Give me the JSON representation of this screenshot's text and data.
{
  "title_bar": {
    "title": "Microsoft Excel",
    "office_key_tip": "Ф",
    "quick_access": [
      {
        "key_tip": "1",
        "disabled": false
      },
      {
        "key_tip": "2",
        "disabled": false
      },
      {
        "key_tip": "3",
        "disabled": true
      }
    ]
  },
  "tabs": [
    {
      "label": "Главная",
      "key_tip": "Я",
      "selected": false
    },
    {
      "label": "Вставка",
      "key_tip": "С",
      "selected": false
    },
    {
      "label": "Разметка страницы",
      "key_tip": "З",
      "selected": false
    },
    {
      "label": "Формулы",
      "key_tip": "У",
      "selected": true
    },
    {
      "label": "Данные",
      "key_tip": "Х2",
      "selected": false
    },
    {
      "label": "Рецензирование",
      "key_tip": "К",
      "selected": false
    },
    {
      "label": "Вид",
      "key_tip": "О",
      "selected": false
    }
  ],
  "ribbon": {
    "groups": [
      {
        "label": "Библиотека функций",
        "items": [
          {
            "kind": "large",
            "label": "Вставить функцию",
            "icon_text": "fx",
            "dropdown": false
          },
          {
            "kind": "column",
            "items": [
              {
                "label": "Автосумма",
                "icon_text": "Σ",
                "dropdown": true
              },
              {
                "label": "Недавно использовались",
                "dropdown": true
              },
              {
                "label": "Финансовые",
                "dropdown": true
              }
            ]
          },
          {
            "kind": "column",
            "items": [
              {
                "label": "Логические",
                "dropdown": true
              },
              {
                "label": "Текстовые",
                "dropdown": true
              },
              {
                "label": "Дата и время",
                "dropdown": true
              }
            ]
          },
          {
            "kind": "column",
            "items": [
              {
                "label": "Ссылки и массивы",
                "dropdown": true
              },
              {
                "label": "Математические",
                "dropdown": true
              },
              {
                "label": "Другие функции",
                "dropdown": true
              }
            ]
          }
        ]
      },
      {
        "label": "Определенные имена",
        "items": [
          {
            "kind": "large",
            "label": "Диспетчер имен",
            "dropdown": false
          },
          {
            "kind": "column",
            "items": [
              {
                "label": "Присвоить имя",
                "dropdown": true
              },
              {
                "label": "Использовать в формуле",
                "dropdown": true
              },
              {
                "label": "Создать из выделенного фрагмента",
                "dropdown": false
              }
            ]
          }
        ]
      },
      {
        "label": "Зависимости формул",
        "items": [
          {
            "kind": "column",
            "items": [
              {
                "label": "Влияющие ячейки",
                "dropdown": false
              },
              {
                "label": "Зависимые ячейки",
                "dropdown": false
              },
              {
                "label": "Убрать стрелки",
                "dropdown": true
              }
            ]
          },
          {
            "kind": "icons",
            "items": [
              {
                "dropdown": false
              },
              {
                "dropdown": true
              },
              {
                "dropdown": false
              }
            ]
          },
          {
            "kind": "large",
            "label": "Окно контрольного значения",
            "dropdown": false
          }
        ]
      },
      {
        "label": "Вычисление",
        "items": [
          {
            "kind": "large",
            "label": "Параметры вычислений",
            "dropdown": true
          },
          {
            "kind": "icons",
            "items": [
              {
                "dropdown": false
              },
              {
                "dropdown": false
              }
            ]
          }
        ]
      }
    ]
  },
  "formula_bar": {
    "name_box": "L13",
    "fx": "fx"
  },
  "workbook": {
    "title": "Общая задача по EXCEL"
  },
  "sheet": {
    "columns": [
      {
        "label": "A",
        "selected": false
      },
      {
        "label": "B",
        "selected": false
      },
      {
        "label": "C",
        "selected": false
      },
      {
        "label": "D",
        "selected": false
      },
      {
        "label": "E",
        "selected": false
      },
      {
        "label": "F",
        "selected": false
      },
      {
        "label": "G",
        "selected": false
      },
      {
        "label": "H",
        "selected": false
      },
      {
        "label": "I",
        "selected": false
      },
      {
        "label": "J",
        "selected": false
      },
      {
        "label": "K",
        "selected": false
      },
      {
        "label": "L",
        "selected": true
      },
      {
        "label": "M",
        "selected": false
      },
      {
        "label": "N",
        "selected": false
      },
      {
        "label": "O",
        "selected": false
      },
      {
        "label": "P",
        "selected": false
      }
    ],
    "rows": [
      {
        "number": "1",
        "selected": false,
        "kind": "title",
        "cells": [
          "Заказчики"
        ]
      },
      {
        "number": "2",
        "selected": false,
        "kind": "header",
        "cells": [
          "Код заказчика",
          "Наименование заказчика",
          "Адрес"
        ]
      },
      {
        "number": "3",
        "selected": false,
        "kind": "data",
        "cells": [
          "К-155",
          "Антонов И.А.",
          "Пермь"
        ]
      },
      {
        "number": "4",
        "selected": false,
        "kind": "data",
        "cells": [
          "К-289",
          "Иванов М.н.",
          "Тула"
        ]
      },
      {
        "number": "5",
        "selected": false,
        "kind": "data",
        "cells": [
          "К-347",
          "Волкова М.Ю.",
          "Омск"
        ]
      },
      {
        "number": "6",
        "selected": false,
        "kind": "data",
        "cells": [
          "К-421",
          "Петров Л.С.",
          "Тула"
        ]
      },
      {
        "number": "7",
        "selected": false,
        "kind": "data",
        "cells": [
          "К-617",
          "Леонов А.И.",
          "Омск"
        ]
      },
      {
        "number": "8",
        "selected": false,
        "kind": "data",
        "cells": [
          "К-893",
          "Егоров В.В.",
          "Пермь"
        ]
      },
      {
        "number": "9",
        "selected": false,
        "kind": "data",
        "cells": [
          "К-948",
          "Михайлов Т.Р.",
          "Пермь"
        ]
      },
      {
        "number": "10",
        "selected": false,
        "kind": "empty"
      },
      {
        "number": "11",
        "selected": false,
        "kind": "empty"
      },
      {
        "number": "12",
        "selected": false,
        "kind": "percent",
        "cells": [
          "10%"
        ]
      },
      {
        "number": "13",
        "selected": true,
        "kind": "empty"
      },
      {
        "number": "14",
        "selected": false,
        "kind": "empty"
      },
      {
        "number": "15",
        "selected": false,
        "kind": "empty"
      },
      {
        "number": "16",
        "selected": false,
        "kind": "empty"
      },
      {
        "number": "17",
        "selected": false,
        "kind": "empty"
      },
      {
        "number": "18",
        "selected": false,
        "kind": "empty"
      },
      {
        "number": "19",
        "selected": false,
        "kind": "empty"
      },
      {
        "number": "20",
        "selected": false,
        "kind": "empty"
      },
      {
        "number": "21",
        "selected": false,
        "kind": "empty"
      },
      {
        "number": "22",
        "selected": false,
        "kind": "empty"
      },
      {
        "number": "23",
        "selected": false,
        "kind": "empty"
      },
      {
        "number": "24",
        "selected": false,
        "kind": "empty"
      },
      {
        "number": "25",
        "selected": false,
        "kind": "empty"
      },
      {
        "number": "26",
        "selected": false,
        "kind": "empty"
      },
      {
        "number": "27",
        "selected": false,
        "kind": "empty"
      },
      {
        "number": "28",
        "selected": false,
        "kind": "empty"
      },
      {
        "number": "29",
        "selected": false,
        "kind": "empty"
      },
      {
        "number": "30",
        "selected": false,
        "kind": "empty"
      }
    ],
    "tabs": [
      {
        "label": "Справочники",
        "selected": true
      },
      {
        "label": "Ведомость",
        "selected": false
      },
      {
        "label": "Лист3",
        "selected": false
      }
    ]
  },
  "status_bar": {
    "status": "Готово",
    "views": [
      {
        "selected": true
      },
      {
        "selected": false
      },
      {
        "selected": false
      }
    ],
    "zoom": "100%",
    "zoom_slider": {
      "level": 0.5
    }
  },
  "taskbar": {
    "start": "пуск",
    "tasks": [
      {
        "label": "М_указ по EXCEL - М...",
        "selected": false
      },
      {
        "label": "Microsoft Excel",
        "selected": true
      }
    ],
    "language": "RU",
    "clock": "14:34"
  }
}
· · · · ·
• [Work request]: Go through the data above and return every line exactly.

• [Your response]:
Give me the JSON representation of this screenshot's text and data.
{
  "title_bar": {
    "title": "Microsoft Excel",
    "office_key_tip": "Ф",
    "quick_access": [
      {
        "key_tip": "1",
        "disabled": false
      },
      {
        "key_tip": "2",
        "disabled": false
      },
      {
        "key_tip": "3",
        "disabled": true
      }
    ]
  },
  "tabs": [
    {
      "label": "Главная",
      "key_tip": "Я",
      "selected": false
    },
    {
      "label": "Вставка",
      "key_tip": "С",
      "selected": false
    },
    {
      "label": "Разметка страницы",
      "key_tip": "З",
      "selected": false
    },
    {
      "label": "Формулы",
      "key_tip": "У",
      "selected": true
    },
    {
      "label": "Данные",
      "key_tip": "Х2",
      "selected": false
    },
    {
      "label": "Рецензирование",
      "key_tip": "К",
      "selected": false
    },
    {
      "label": "Вид",
      "key_tip": "О",
      "selected": false
    }
  ],
  "ribbon": {
    "groups": [
      {
        "label": "Библиотека функций",
        "items": [
          {
            "kind": "large",
            "label": "Вставить функцию",
            "icon_text": "fx",
            "dropdown": false
          },
          {
            "kind": "column",
            "items": [
              {
                "label": "Автосумма",
                "icon_text": "Σ",
                "dropdown": true
              },
              {
                "label": "Недавно использовались",
                "dropdown": true
              },
              {
                "label": "Финансовые",
                "dropdown": true
              }
            ]
          },
          {
            "kind": "column",
            "items": [
              {
                "label": "Логические",
                "dropdown": true
              },
              {
                "label": "Текстовые",
                "dropdown": true
              },
              {
                "label": "Дата и время",
                "dropdown": true
              }
            ]
          },
          {
            "kind": "column",
            "items": [
              {
                "label": "Ссылки и массивы",
                "dropdown": true
              },
              {
                "label": "Математические",
                "dropdown": true
              },
              {
                "label": "Другие функции",
                "dropdown": true
              }
            ]
          }
        ]
      },
      {
        "label": "Определенные имена",
        "items": [
          {
            "kind": "large",
            "label": "Диспетчер имен",
            "dropdown": false
          },
          {
            "kind": "column",
            "items": [
              {
                "label": "Присвоить имя",
                "dropdown": true
              },
              {
                "label": "Использовать в формуле",
                "dropdown": true
              },
              {
                "label": "Создать из выделенного фрагмента",
                "dropdown": false
              }
            ]
          }
        ]
      },
      {
        "label": "Зависимости формул",
        "items": [
          {
            "kind": "column",
            "items": [
              {
                "label": "Влияющие ячейки",
                "dropdown": false
              },
              {
                "label": "Зависимые ячейки",
                "dropdown": false
              },
              {
                "label": "Убрать стрелки",
                "dropdown": true
              }
            ]
          },
          {
            "kind": "icons",
            "items": [
              {
                "dropdown": false
              },
              {
                "dropdown": true
              },
              {
                "dropdown": false
              }
            ]
          },
          {
            "kind": "large",
            "label": "Окно контрольного значения",
            "dropdown": false
          }
        ]
      },
      {
        "label": "Вычисление",
        "items": [
          {
            "kind": "large",
            "label": "Параметры вычислений",
            "dropdown": true
          },
          {
            "kind": "icons",
            "items": [
              {
                "dropdown": false
              },
              {
                "dropdown": false
              }
            ]
          }
        ]
      }
    ]
  },
  "formula_bar": {
    "name_box": "L13",
    "fx": "fx"
  },
  "workbook": {
    "title": "Общая задача по EXCEL"
  },
  "sheet": {
    "columns": [
      {
        "label": "A",
        "selected": false
      },
      {
        "label": "B",
        "selected": false
      },
      {
        "label": "C",
        "selected": false
      },
      {
        "label": "D",
        "selected": false
      },
      {
        "label": "E",
        "selected": false
      },
      {
        "label": "F",
        "selected": false
      },
      {
        "label": "G",
        "selected": false
      },
      {
        "label": "H",
        "selected": false
      },
      {
        "label": "I",
        "selected": false
      },
      {
        "label": "J",
        "selected": false
      },
      {
        "label": "K",
        "selected": false
      },
      {
        "label": "L",
        "selected": true
      },
      {
        "label": "M",
        "selected": false
      },
      {
        "label": "N",
        "selected": false
      },
      {
        "label": "O",
        "selected": false
      },
      {
        "label": "P",
        "selected": false
      }
    ],
    "rows": [
      {
        "number": "1",
        "selected": false,
        "kind": "title",
        "cells": [
          "Заказчики"
        ]
      },
      {
        "number": "2",
        "selected": false,
        "kind": "header",
        "cells": [
          "Код заказчика",
          "Наименование заказчика",
          "Адрес"
        ]
      },
      {
        "number": "3",
        "selected": false,
        "kind": "data",
        "cells": [
          "К-155",
          "Антонов И.А.",
          "Пермь"
        ]
      },
      {
        "number": "4",
        "selected": false,
        "kind": "data",
        "cells": [
          "К-289",
          "Иванов М.н.",
          "Тула"
        ]
      },
      {
        "number": "5",
        "selected": false,
        "kind": "data",
        "cells": [
          "К-347",
          "Волкова М.Ю.",
          "Омск"
        ]
      },
      {
        "number": "6",
        "selected": false,
        "kind": "data",
        "cells": [
          "К-421",
          "Петров Л.С.",
          "Тула"
        ]
      },
      {
        "number": "7",
        "selected": false,
        "kind": "data",
        "cells": [
          "К-617",
          "Леонов А.И.",
          "Омск"
        ]
      },
      {
        "number": "8",
        "selected": false,
        "kind": "data",
        "cells": [
          "К-893",
          "Егоров В.В.",
          "Пермь"
        ]
      },
      {
        "number": "9",
        "selected": false,
        "kind": "data",
        "cells": [
          "К-948",
          "Михайлов Т.Р.",
          "Пермь"
        ]
      },
      {
        "number": "10",
        "selected": false,
        "kind": "empty"
      },
      {
        "number": "11",
        "selected": false,
        "kind": "empty"
      },
      {
        "number": "12",
        "selected": false,
        "kind": "percent",
        "cells": [
          "10%"
        ]
      },
      {
        "number": "13",
        "selected": true,
        "kind": "empty"
      },
      {
        "number": "14",
        "selected": false,
        "kind": "empty"
      },
      {
        "number": "15",
        "selected": false,
        "kind": "empty"
      },
      {
        "number": "16",
        "selected": false,
        "kind": "empty"
      },
      {
        "number": "17",
        "selected": false,
        "kind": "empty"
      },
      {
        "number": "18",
        "selected": false,
        "kind": "empty"
      },
      {
        "number": "19",
        "selected": false,
        "kind": "empty"
      },
      {
        "number": "20",
        "selected": false,
        "kind": "empty"
      },
      {
        "number": "21",
        "selected": false,
        "kind": "empty"
      },
      {
        "number": "22",
        "selected": false,
        "kind": "empty"
      },
      {
        "number": "23",
        "selected": false,
        "kind": "empty"
      },
      {
        "number": "24",
        "selected": false,
        "kind": "empty"
      },
      {
        "number": "25",
        "selected": false,
        "kind": "empty"
      },
      {
        "number": "26",
        "selected": false,
        "kind": "empty"
      },
      {
        "number": "27",
        "selected": false,
        "kind": "empty"
      },
      {
        "number": "28",
        "selected": false,
        "kind": "empty"
      },
      {
        "number": "29",
        "selected": false,
        "kind": "empty"
      },
      {
        "number": "30",
        "selected": false,
        "kind": "empty"
      }
    ],
    "tabs": [
      {
        "label": "Справочники",
        "selected": true
      },
      {
        "label": "Ведомость",
        "selected": false
      },
      {
        "label": "Лист3",
        "selected": false
      }
    ]
  },
  "status_bar": {
    "status": "Готово",
    "views": [
      {
        "selected": true
      },
      {
        "selected": false
      },
      {
        "selected": false
      }
    ],
    "zoom": "100%",
    "zoom_slider": {
      "level": 0.5
    }
  },
  "taskbar": {
    "start": "пуск",
    "tasks": [
      {
        "label": "М_указ по EXCEL - М...",
        "selected": false
      },
      {
        "label": "Microsoft Excel",
        "selected": true
      }
    ],
    "language": "RU",
    "clock": "14:34"
  }
}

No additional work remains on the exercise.